OK, fidget spinners aren’t really a “trend to watch.” I imagine they’re going to be one of those consumer products that gets a lot of news, generates a flurry of sales, prompts schools to establish all sorts of rules and punishments, and then disappears by the time I write my year-in-review. (Perhaps the equivalent last year was Pokemon Go.)
But I want to jot down links to some of the stories that have been written about this hot little piece of ed-tech (yes, this is ed-tech) because I do think it serves to underscore some of the other trends I see in play: namely, a focus on behavioral management in the classroom and an emphasis on “social emotional learning.”
Both of these trends, according to education technology and education reform proponents, seem require technological interventions (and, by extension, technology products). By using that word “intervention,” I purposefully mean to invoke in its medical definition and implications. Students, in this particular framework, are viewed as though they need to be “treated” in order to prevent harm, improve functioning, and so on.

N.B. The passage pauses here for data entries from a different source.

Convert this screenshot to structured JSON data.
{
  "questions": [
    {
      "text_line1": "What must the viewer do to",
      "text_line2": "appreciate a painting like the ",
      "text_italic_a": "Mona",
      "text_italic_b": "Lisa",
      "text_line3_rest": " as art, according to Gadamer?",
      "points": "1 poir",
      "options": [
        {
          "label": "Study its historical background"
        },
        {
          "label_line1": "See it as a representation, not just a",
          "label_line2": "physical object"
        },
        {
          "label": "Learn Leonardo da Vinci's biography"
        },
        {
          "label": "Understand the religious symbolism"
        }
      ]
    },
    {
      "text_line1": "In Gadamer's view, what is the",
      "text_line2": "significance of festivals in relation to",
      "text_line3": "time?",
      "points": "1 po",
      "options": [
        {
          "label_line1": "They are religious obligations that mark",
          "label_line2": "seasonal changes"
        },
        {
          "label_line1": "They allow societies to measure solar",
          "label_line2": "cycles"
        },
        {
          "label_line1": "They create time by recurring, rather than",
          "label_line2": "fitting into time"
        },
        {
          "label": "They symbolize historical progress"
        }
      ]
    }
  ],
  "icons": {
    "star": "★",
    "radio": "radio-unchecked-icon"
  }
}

A sample of the fidget spinner articles:
- What the Fidget Spinners Fad Reveals About Disability Discrimination
- CPSC warns parents to keep fidget spinners ‘away from young children’ after swallowing incidents
- Do Fidget Spinners Belong in the Classroom? Teachers Are Divided
- Whirring, Purring Fidget Spinners Provide Entertainment, Not ADHD Help
- Fidget Spinners: Good Or Bad For Kids’ Concentration?
- Fidget Spinners Aren’t the Issue (The Real Issue Is Student Ownership)
- The Fidget Spinner Explains the World